American astronomer Harlow Shapley (1885–1972) calculated the size of the Milky Way galaxy and general location of its center. He argued that the objects known as "nebulae" lay within the galaxy, rather than outside of it, and incorrectly disagreed with Hubble's observations that the universe boasted galaxies other than the Milky Way.
Frank Drake (born 1930) is one of the pioneers in the search for extraterrestrial intelligence. He was one of the founders of the Search for Extraterrestrial Intelligence (SETI) and devised the Drake equation, a mathematical equation used to estimate the number of extraterrestrial civilizations in the Milky Way galaxy able to be detected.
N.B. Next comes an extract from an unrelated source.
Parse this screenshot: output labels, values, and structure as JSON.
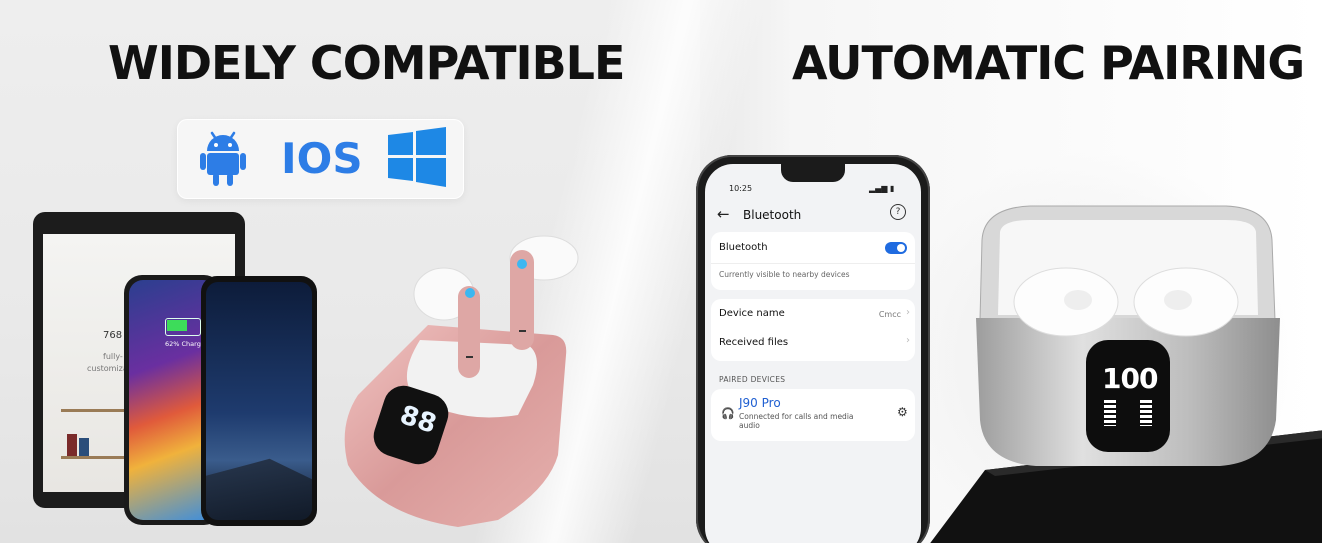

American astronomer Carl Sagan (1934–1996) may not have been a great scientist in comparison to some on this list, but he is one of the most famous astronomers. Sagan not only made important scientific studies in the fields of planetary science, he also managed to popularize astronomy more than any other individual. His charismatic teaching and boundless energy influenced people around the world as he broke down complicated subjects in a way that interested television viewers even as he educated them. Sagan founded the Planetary Society, a nonprofit organization devoted to advancing space science and exploration.
American astronomer William K. Hartmann (born 1939) put forth the most widely accepted theory on the formation of the moon in 1975. He proposed that, after a collision with a large body scooped, debris from the Earth coalesced into the moon.
Stephen Hawking (born 1942) has made many significant insights into the field of cosmology. He proposed that, as the universe has a beginning, it will likely also end. He also suggested that it has no boundary or border. Despite being viewed as one of the most brilliant minds since Einstein, many of Hawking's books and lectures are steered toward the general public as he seeks to educate people about the universe they live in.